Inspired by the framing and narrative style of Across still water, I have story boarded some desired shot I intend to capture throughout my filming. Across still water primarily consists of the alternation between naturalistic interview shots and transitional shots which signify places and objects of importance to the interviewee. For example footage of the lake in which he fishes in and the estate he lives in, whilst also capturing close up of his pet dog and his white cane. Furthermore I intend to work off a similar framework, as these shots visually aids the audience with a clearer insight and understanding of the subjects lives.
Shooting in Dubai
Deserts have traditionally been associated with Middle Eastern landscape, although this may seem slightly stereotypical, In my documentary I think that it is quite important to include some scenes of deserts, as I feel it does connote the difference in cultures. With these shots, I aim for the audience to view the desert as a complete contrast from London life, highlighting the differences in society and culture. Futhermore demonstrating the cultural journey and adjustments the family have had to endure and adapt to since leaving Iran.
These transitional shots will be used specifically for the section in my documentary when I interview my family in Dubai, as I do not want to confuse the audience of where my family are based. To clarify where each family member lives, I have decided to also capture shots of their front doors and their road, as factors such as the weather, cars, plants all exhibit the difference in location. As the film must be maximum 8 minutes, I aim to extract as much information from the interviews therefore during these transitional shots, I think that it will be beneficial to overlay some interview responses in order for the interview to flow into the actual footage of the interview.
Here are some shots of objects and decor in my families house in Dubai, which all contribute to the idea of cultural preservation:

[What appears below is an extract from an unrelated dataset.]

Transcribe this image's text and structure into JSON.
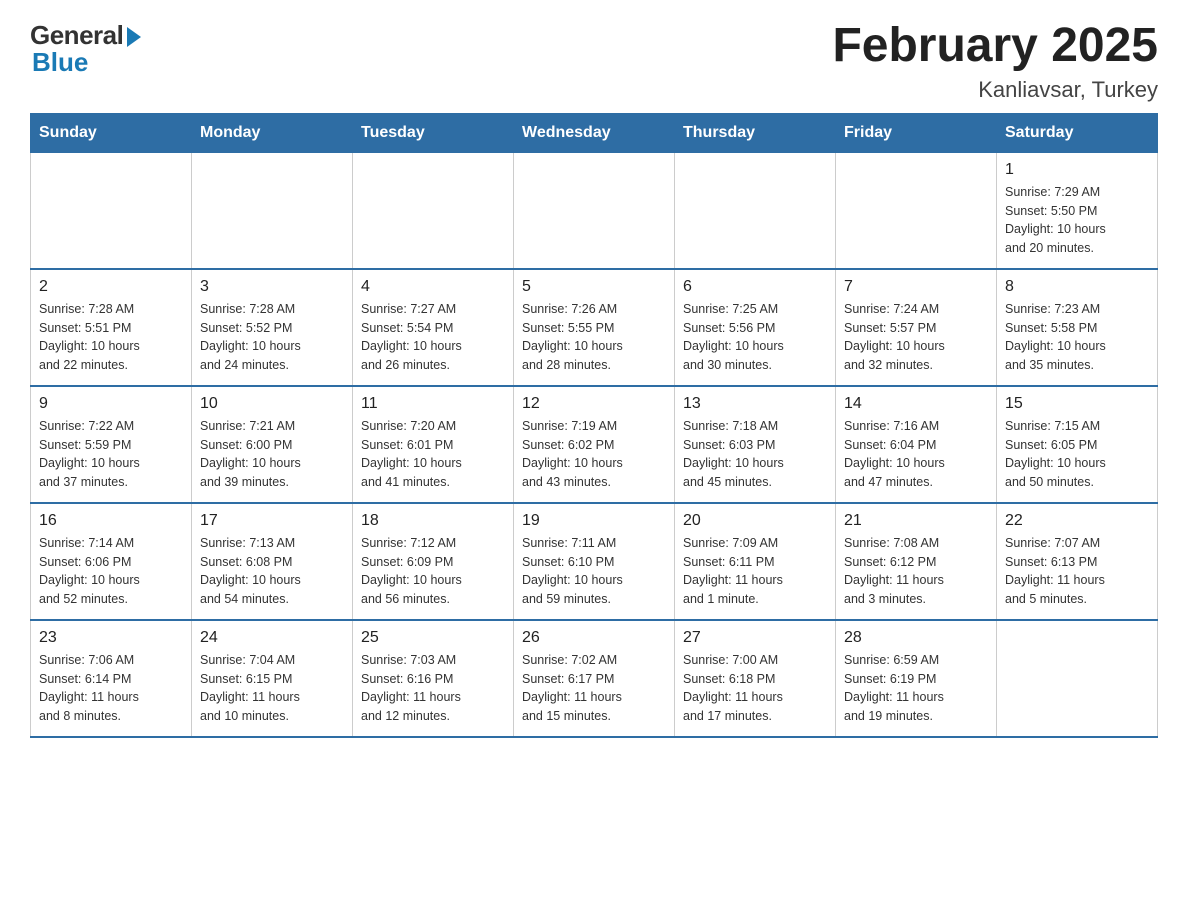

Generally I have found it quite difficult to capture routinely practices of my family, as during my time there many were preoccupied with work demands. Therefore it was very rare that they were all together in the same room at one time. This led to an alteration in the style of my interviews, as initially I had intended to spark conversation during times which showed the family participating household actives such as eating dinner, cooking, watching television. However this proved to be too difficult as everyone had their own priorities, meaning the interviews had to be filmed during the evening. Furthermore the interviews now look slightly more constructed- consisting of the family sitting on the sofa discussing their responses to the questions I had asked them.

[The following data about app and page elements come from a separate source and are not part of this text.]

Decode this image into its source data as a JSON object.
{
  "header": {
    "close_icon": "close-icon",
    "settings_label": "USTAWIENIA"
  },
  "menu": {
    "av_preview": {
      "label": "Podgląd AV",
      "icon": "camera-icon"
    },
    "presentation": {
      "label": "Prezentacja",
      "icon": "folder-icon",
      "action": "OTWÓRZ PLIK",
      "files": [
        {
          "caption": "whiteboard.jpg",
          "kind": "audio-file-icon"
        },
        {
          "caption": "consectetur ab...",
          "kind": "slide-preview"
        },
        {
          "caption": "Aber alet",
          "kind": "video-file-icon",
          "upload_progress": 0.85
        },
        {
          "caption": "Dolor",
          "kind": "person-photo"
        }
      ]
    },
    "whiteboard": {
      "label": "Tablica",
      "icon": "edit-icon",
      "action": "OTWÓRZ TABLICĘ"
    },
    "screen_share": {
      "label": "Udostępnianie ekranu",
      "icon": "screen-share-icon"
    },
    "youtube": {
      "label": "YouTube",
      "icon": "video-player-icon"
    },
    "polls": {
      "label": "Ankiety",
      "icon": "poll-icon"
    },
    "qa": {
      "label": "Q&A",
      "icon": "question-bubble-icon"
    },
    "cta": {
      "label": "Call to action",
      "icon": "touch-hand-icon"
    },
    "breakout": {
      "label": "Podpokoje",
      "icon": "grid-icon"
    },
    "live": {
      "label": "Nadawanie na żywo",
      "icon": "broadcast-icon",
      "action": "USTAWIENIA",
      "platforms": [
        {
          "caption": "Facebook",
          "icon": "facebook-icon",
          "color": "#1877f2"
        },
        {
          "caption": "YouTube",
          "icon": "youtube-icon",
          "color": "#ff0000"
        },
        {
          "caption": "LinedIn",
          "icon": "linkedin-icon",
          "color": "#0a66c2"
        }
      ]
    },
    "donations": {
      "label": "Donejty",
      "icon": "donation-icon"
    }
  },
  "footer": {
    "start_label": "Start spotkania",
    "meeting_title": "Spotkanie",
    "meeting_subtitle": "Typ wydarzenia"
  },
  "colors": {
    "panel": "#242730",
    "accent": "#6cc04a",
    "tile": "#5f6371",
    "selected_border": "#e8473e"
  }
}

I used two different angles to capture all the families participation in the conversation. During post production, I have realised that simply alternating between the two angles throughout the interview can look quite bland and repetitive. As a result, I have decided to split up these shots by aligning some of the speech with certain transitional shots in which they apply to. Continual interview footage may lead the viewers to become uninterested as there is not much variation or diversity, despite the interesting information within the framing- linking to emotional rhythm of the film. As I have previously mentioned, this film will not be edited in a linear way, in order to achieve the emotion of surprise within the audience. However since the post-production process, I am not aware that this element of surprise or shock does not solely lie within the narrative, but it must also translate within the visuals to hold the interest of the audience. Although the transitional footage is nothing extremely surprising, in fact if anything quite mundane, it enables the viewer to explore ulterior views and elements which contribute the view-points of the family. As an artist, my uncle has painted many painting which explore post-revolutionary Iran which, I think will add to the conversational topic and provide the audience with how the family have comprehended the revolution. His painting are in each family members house. These paintings signify the potential lives they could have been living, had stayed in Iran, furthermore demonstrating the split of cultures- embracing it as a part of their culture that they no longer live under. This all contributes between the cultural preservation within each family member, comparing how they maintain their Iranian-selves, and how it can be exercised within an outside society.